Ken Russell: The Great Composers/The Great Passions 2016. GB. Blu-ray/DVD dual format. BFI. 210/198 mins, £22.99 each.
About the reviewer: John Hill is Professor of Media at Royal Holloway, University of London. Hill’s research and writing has focused on a variety of areas including film and television history, national and regional cinemas, the film industry, film policy and the politics of film and television. He is the author of Sex, Class and Realism: British Cinema 1956-63 (1986), British Cinema in the 1980s (1999), Cinema and Northern Ireland: Film, Culture and Politics (2006) and Ken Loach: The Politics of Film and Television (2011), as well as co-editor (with Christophe Van Eecke and Karel Vanhaesebrouck) of a special issue of the Journal of British Cinema and Television on Ken Russell (2015). He is currently leading the AHRC-funded research project on The History of Forgotten Television Drama in the UK.
The work of the British film director Ken Russell (1927-2011) has tended to divide critical opinion. This is evident, for example, in the reactions to many of his most famous feature films – such as The Music Lovers (1970), The Devils (1971), Mahler (1974) and Tommy (1975) – which have either been applauded for their visual zest and departure from the norms of British social realism or denigrated for their lack of restraint, vulgarity and bad taste. This has also affected how Russell’s preceding career in television has been understood. On the one hand, Russell’s work for television has been regarded as primarily an ‘apprenticeship’ for the feature film work to follow; on the other hand, Russell’s work for cinema has been held to constitute something of a ‘fall from grace’ once he was free of the disciplines that working for the BBC had provided.
However, for a long time, such arguments have relied upon a relatively slender evidence base given the difficulty of actually seeing the full range of work for which Russell was responsible at the BBC. The BFI did release Elgar (1962) and Song of Summer (1968) about the composer Delius, in the early 2000s but the majority of the works in these two new collections - The Debussy Film (1965), Always on Sunday (1965), Isadora (1966) and Dante's Inferno (1968) - are released on DVD in the UK for the first time, having previously only been available in the US due to copyright issues.

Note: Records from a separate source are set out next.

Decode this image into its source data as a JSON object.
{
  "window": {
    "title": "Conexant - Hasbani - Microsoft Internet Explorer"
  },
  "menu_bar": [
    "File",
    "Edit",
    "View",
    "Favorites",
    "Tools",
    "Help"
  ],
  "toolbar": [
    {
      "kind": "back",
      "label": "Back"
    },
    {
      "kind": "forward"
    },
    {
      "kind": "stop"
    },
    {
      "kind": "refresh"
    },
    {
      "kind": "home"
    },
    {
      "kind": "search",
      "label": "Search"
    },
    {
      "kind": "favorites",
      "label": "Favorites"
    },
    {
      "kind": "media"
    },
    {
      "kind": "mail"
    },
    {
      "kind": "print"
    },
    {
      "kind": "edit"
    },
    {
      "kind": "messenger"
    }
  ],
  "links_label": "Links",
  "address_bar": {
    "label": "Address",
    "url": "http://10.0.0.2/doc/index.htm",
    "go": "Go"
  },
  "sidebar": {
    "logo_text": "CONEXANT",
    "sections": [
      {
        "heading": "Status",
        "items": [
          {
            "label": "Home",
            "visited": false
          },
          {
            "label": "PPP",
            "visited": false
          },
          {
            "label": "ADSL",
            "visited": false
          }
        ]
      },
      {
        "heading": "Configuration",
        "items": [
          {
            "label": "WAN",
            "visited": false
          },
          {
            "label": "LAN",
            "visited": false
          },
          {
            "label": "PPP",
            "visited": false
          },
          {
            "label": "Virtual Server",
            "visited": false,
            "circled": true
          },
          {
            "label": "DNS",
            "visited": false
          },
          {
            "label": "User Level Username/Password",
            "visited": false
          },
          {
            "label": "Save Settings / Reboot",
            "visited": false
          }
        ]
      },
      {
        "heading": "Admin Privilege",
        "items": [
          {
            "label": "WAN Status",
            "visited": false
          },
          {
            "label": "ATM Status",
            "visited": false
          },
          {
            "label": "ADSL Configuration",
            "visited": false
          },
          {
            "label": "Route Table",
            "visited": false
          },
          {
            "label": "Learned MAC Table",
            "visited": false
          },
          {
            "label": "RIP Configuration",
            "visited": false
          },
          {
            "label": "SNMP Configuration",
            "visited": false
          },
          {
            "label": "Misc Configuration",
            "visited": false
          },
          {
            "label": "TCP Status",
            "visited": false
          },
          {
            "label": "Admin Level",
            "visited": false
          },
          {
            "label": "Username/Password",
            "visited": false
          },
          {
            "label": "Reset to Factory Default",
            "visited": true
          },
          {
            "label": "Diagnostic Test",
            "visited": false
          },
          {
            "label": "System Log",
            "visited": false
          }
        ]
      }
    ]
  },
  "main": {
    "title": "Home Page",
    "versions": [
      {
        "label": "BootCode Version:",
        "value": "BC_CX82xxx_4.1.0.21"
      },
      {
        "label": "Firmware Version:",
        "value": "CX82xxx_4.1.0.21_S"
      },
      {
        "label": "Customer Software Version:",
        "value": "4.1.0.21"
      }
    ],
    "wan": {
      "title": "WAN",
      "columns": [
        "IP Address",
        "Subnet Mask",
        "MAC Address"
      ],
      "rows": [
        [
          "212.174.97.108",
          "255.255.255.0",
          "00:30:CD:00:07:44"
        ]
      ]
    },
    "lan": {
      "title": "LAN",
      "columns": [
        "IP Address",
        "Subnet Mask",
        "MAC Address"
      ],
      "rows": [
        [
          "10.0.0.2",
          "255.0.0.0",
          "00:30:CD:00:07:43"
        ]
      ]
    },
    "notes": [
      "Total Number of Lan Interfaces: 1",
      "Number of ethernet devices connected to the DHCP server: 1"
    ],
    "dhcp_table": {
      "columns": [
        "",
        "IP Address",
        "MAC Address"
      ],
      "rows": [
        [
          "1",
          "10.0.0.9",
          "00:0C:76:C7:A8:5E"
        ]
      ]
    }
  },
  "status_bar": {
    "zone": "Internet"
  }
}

As such, they provide a significant – though not comprehensive - introduction to the range and quality of the material made by Russell for television during this period. Russell joined the BBC in 1959 when he was recruited to make short films (shot on 35mm) for the arts magazine programme Monitor (1958-65) and then its replacement Omnibus (1967-2002). His first contribution to Monitor was a 12-minute film on the poet John Betjeman, Poet’s London (1959) but was swiftly followed by a dizzying range of programmes concerned with composers, painters, writers and performers that both extended and subverted the very idea of the arts documentary.

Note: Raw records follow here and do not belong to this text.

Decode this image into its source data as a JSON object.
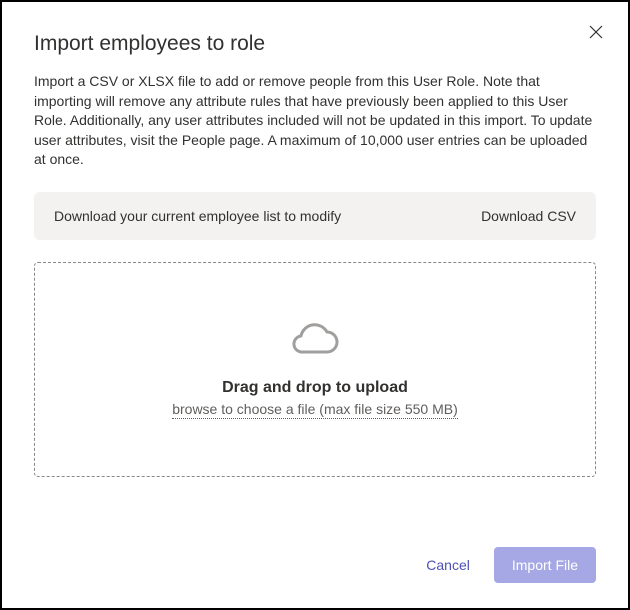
{
  "modal": {
    "title": "Import employees to role",
    "description": "Import a CSV or XLSX file to add or remove people from this User Role. Note that importing will remove any attribute rules that have previously been applied to this User Role. Additionally, any user attributes included will not be updated in this import. To update user attributes, visit the People page. A maximum of 10,000 user entries can be uploaded at once."
  },
  "download": {
    "label": "Download your current employee list to modify",
    "link": "Download CSV"
  },
  "dropzone": {
    "title": "Drag and drop to upload",
    "browse": "browse to choose a file (max file size 550 MB)"
  },
  "footer": {
    "cancel": "Cancel",
    "import": "Import File"
  }
}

For while they were labelled documentaries (or ‘television biographies’), the main impulse underlying Russell’s films lay in the direction of drama and authorial self-expression. This, in turn, led to recurring debates within the BBC and the press about the legitimacy of mixing ‘fact’ and ‘fiction’ in such works and the ‘fairness’ of how artists and composers were treated. Although Russell was permitted to make use of actors, initially they did not, as may be seen in Elgar, speak and the use of close-ups was also avoided. The turning-point, in this regard, might be said to have been reached with The Debussy Film which took advantage of the conceit of making a film about a film unit making a film about Debussy to circumvent the restrictions on the use of actors.
Its Fellini-like, self-reflexive structure also located it within the ambit of the art film and licensed Russell’s growing taste for subjective interpretation and flights of fantasy over documentary reconstruction and biographical fact. Indeed, in the case of Isadora, dealing with the dancer Isadora Duncan, the director, as a result of copyright problems, was prevented from drawing on a number of actual events in Duncan’s life for which he was then obliged to find imaginatively staged allegorical equivalents. This methodology was ultimately to bring Russell’s relationship to the BBC to an end following the controversy over his Omnibus film Dance of the Seven Veils (1970), which made use of grotesquerie and satire to portray the composer Richard Strauss as a self-styled ‘superman’ and Nazi sympathiser.
Although Dance of the Seven Veils is not included on these discs, what has been released is still enormously welcome. It clearly establishes the considerable stature of Russell’s work for television, independent of his work for cinema, and demonstrates the complex way in which it straddles drama and documentary, realism and fantasy, high culture and popular culture and the aesthetics of both film and television. As such, these collections will be of great value to teachers, researchers and students interested not only in the history of television documentary and drama-documentary but also television drama, costume drama and the biopic. They should also help to re-focus the debates about Russell himself and broaden the prism through which his achievements - as well as his failures - are assessed.